update SINGAPORE--The island-state is the most ICT-savvy economy in Asia, according to a new report released today.
The country was ranked No. 4 on the Networked-Readiness Index (NRI) of the Global Information Technology Report 2008-2009, the eighth produced by the World Economic Forum (WEF) in partnership with business school Insead. Last year, Singapore was fifth worldwide.
ASIAN ECONOMIES ON THE NRI
|Country || |
Ranking in 2008/09
Ranking in 2007/08
|Singapore || |
|Korea || |
|Hong Kong || |
|Taiwan || |
|Japan || |
|Malaysia || |
|China || |
|Thailand || |
|India || |
|Vietnam || |
|Indonesia || |
|Philippines || |
|Cambodia || |
Source: World Economic Forum.
The WEF's Global Information Technology Report 2008-2009 covered 134 economies worldwide.
The index examines ICT effectiveness of economies based on three dimensions: business, regulatory and infrastructure environment for ICT; readiness of individuals, businesses and governments to benefit from ICT; and their actual usage of the latest technologies available. Through a combination of public data and executive perception surveys, a record 134 economies were reviewed this year.
In a repeat of last year, Denmark and Sweden were ranked first and second, respectively in the new index. The United States climbed up one spot to No. 3, while Switzerland fell two notches to fifth. Other Nordic countries--Finland, Iceland and Norway--also made it to the top 10, while the Netherlands and Canada took the last two spots.

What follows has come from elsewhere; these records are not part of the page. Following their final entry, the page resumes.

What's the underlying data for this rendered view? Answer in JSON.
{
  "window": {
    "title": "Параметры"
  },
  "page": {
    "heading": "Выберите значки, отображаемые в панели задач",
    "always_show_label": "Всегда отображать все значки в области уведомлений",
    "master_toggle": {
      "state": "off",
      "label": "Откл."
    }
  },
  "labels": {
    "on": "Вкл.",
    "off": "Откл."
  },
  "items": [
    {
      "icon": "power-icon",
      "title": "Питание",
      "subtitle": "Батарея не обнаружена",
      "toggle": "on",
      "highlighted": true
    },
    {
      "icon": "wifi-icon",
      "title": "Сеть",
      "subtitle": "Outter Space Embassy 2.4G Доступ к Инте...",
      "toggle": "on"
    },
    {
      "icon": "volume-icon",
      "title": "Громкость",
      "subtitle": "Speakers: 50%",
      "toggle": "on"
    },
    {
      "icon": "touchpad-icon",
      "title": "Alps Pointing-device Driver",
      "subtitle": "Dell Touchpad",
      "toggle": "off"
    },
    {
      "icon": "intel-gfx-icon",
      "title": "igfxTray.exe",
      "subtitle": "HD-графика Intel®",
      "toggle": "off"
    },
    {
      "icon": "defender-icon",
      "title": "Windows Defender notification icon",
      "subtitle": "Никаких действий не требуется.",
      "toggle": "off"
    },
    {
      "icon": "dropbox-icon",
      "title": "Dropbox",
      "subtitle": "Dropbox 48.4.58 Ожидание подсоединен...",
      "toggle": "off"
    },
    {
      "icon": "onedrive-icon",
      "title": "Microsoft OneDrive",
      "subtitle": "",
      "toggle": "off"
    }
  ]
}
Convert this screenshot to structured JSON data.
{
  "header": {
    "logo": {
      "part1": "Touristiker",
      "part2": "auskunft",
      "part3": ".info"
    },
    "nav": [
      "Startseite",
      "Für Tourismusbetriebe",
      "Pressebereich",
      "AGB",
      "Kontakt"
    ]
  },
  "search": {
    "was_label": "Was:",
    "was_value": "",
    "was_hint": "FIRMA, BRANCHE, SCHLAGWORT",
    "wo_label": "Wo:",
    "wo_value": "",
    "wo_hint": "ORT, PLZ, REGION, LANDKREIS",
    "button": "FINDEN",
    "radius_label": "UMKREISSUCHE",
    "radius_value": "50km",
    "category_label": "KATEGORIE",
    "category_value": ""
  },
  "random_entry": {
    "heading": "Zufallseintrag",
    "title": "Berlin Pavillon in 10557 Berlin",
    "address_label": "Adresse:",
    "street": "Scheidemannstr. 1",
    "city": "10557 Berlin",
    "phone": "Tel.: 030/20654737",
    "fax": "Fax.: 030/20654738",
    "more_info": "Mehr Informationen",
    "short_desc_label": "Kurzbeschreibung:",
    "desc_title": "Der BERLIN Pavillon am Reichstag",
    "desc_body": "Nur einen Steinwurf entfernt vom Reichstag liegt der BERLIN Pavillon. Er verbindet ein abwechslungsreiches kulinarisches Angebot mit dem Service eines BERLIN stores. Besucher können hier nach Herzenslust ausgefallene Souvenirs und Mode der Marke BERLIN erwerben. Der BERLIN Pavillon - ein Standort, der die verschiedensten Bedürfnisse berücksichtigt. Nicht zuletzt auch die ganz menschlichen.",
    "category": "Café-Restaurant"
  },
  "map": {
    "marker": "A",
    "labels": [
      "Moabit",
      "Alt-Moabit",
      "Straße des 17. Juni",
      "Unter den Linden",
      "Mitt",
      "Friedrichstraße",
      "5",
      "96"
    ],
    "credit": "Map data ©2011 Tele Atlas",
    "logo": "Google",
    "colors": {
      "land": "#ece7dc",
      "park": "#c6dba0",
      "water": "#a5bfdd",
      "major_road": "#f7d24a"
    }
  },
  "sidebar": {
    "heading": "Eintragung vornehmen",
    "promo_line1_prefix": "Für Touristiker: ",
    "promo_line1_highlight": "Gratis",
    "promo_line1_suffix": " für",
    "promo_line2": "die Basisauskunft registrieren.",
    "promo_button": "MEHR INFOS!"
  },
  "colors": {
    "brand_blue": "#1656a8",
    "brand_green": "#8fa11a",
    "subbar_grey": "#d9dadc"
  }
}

Asia: More markets slip in rankings
In the case of Singapore, the strong focus on ICT, education and public-private partnership transformed the resource-lacking economy into a high-tech powerhouse within just a few decades, Irene Mia, senior economist and director at the World Economic Forum and co-editor of the Cisco-sponsored report, said in a briefing via Cisco's TelePresence technology.
"Singapore's prowess in the ICT readiness has much to do with its excellent market and regulatory environment, conducive to innovation and ICT advances, as well with the prominent and consistent role played by the government in setting a vision for ICT penetration and innovation-based development," she pointed out. "This is confirmed by the first and second positions Singapore got for the government readiness and usage, respectively.
Elsewhere across the region, several economies ascended the index. China made the most significant move up the index, occupying No. 46 compared to last year's No. 57.
At the same time, the world's most populous nation overtook India for the first time to lead the BRIC (Brazil, Russia, India and China) economies, said Mia. China, she told ZDNet Asia, improved "very much" over the last year in terms of ICT readiness of its stakeholders. The Chinese government, for instance, has increased its focus on ICT, which has also been worked into political agendas. "This translates into better services and efficiency," she said.
On the other hand, the country also faced some weaknesses, in terms of a low penetration rate for broadband connectivity, given its mass, she noted. There appears also to be improvement needed on the regulatory front, such as protection of intellectual property, as well as in its business environment in terms of availability of venture capital.
Nonetheless, it was clear that "China is a country that has been progressing consistently" on the index, said Mia.
Shaun Rein, managing director of China Market Research, said in an e-mail that in 2008, the number of Internet users in urban areas of China grew 35.6 percent over 2007, while the online population in rural areas increased 60.8 percent year-on-year to reach 84.6 million. Last year, the country's total Internet population hit 298 million.
"This trend is likely to continue as the government is investing to ensure that broadband coverage is increasingly comprehensive outside of major cities," Rein noted, adding that the authorities are likely to focus on the western and central regions where broadband penetration is currently significantly lower.
Taiwan and Japan, both in the top 20, also climbed up several notches. Vietnam, ranked No. 73 last year, rose by three places to No. 70.
However, a number of Asian economies also slid in this year's rankings. Cambodia was the worst hit at No. 126, down 11 places from No. 115 in the last edition. Indonesia and Thailand both fell seven spots to No. 83 and No. 47, respectively.
According to WEF's Mia, Indonesia seemed to lag as it did not progress as much as other countries in terms of absolute scores, while Thailand's recent political turmoil may have affected business sentiment.
India dropped four notches to No. 54, while the Philippines fell by the same margin to No. 85. Malaysia and Korea dropped two positions each, to No. 28 and No. 11, respectively.
Brunei made its entry into the index at No. 63.